Other Cute Cucurbits
There is nothing like fresh cucumbers straight from the garden, bursting with freshness and flavour in a salad, or just on their own with a sprinkle of salt and pepper. Once again easy to grow and you can still get them in now, with fruit through late summer, if not earlier. They are a trailing vine-like plant but they do not need to grow up a fence or trellis; they are equally happy trailing over the ground. Treat them the same way as you would for growing zucchini or squash (see above), and you will be surprised at the great results.
Many people function at their best when they have a regular routine, set guidelines or even rituals in the garden that they perform at calendared times throughout the year. This seems to be the case with certain gardening activities in Tasmania. For example, it is often said that with the planting of tomatoes, “one must only plant from October 22 (Hobart Show Day), each year”; the question is, do we really need to do this? Additionally, many also have their own specific methods of planting their specialty tomato crop; the secrets of which have been passed down through the family, or perhaps from the guy down the road whose family name has a Mediterranean resonance! Because of course, we all know that everyone from that neck of the woods was born with a golden garden spade in their hands, and the secret of a brilliant vege garden just must be “in their blood”!
The truth is that there are so many variables impacting on a successful harvest in Tasmania, from the variable weather to even the location or topography of your land, all potentially have an effect on the success of crops. Even worse in Tasmania we have an abundance of specific localised conditions and climates that can change within only a few kilometres, therefore sometimes limiting the value of certain general garden advice. It certainly pays to understand your own site and its specific variables, even recording the details for future reference.
So with all that in mind do we need to stick to the rituals or can we get out and try something new? Well it is very much up to you, do you feel lucky? Get out there and go for it I say, experiment and try something new.

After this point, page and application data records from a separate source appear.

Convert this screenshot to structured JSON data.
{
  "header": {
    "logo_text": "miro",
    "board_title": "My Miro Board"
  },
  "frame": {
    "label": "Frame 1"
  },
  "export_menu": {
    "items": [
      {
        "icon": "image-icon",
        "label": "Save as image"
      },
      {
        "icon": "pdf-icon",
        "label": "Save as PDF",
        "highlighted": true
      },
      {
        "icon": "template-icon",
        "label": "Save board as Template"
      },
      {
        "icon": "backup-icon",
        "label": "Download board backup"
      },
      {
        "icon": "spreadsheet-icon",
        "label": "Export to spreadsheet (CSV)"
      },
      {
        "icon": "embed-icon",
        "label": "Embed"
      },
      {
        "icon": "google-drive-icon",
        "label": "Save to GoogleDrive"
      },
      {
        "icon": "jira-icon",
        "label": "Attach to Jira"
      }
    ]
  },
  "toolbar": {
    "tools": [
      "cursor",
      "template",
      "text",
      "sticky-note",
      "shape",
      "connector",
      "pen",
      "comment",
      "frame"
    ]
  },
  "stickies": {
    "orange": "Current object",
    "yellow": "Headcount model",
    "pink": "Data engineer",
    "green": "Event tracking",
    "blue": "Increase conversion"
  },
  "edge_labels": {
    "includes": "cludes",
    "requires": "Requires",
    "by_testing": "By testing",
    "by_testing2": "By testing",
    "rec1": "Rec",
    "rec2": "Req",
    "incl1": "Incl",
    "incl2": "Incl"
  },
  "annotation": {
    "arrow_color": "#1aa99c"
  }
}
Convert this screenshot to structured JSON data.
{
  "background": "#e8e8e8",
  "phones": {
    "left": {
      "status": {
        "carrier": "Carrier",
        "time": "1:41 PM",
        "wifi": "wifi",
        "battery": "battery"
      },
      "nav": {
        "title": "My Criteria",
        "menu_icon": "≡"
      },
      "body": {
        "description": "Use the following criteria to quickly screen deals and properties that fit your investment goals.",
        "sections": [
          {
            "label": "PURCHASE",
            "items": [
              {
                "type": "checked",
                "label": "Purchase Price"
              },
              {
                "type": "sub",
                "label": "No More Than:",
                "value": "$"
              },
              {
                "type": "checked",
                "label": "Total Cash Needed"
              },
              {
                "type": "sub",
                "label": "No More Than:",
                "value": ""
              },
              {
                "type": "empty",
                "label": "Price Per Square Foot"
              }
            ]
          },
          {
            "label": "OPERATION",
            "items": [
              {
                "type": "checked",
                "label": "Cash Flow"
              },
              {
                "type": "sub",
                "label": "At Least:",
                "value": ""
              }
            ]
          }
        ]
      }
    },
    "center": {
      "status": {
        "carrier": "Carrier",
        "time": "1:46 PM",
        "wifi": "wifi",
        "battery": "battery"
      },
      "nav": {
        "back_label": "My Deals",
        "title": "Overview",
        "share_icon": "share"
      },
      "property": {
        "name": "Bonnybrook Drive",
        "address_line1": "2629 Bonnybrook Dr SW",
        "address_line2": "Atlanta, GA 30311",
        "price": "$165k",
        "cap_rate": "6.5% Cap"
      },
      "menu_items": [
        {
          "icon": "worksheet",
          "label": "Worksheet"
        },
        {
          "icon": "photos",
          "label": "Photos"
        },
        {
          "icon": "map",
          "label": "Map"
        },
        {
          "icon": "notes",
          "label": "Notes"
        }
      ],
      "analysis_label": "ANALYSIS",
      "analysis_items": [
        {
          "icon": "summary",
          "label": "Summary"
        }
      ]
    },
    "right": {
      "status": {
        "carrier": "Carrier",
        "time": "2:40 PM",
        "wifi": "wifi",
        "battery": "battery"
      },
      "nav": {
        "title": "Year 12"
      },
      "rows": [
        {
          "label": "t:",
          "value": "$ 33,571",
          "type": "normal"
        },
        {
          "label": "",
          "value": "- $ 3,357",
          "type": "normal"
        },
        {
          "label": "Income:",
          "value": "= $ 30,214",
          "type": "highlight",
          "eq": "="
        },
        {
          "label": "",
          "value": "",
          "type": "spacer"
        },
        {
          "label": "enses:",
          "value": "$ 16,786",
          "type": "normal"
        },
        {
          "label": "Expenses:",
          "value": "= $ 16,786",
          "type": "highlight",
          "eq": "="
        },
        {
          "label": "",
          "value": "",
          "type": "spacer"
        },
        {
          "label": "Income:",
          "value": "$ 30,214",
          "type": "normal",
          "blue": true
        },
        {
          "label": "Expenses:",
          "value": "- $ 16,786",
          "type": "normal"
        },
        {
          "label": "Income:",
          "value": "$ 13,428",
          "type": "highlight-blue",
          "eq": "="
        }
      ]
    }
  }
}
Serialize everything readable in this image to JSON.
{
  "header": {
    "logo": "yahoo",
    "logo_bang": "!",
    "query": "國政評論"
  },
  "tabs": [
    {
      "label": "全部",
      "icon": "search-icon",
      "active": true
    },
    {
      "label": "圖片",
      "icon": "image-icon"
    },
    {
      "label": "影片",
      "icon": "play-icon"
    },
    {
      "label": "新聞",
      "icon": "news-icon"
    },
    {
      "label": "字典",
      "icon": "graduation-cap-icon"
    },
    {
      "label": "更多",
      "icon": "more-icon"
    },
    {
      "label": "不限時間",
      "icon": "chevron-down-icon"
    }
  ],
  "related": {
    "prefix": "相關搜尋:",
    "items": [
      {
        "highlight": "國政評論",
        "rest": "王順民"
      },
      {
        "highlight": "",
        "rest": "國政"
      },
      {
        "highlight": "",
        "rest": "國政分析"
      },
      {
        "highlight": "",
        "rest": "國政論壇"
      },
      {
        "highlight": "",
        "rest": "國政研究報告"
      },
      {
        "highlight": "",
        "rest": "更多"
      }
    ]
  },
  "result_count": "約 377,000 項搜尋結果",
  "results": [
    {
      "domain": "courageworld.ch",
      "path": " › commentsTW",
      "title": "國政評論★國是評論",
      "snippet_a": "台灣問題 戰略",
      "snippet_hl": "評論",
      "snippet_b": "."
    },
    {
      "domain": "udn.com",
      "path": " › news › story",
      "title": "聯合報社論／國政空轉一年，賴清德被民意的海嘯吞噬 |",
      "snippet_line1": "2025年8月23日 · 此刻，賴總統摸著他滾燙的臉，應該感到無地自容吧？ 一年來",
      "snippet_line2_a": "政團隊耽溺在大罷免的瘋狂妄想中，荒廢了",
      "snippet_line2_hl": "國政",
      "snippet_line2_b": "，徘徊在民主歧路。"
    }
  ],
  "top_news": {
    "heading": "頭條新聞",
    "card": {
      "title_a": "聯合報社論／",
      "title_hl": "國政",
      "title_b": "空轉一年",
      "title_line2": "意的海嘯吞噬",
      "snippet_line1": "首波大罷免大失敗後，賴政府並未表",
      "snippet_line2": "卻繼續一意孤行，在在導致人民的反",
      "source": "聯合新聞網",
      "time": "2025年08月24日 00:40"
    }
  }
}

You will never know what you may discover, and best of all you can pass on your success or otherwise.
Just so many thing s to do!
Plant herbs that you need: coriander, parsley, chervil, Vietnamese mint and standard sweet mint, sweet basil, Thai basil and lemon basil, spring onions, thyme, sage and oregano. Also dill and Florence fennel.
Other vegetables: Get the last of your pumpkins in now, they are really at the latest in November and early December as well as sweet corn. If you have a warm location and can provide full sun and plenty of water, try egg plant, the small varieties and early fruiting forms are best. Chili plants can still be planted out, and why not try them planted in a large plastic storage boxes similar to the ones you see sold in the low cost bargain shops. Drill some holes in the box bases and fill with a good potting mix, feed with pellet manures and / or blood ‘n’ bone. These can then be brought inside during the colder months to a sunny room or sheltered sunny veranda.
Hay mulch your fruit trees to a minimum 200 mm thick right out to the end of the canopy, or for smaller trees at least up to 1 m from the trunk. Make sure they are getting regular water to help fruit set in the months before fruit ripening. Remove any base suckers sprouting from fruit trees before they get to any size. These are the shoots coming up from below the graft zone on the trunk, just above root zone. Try under-planting fruit trees with other flowering plants and herbs that can attract beneficial creatures to your trees.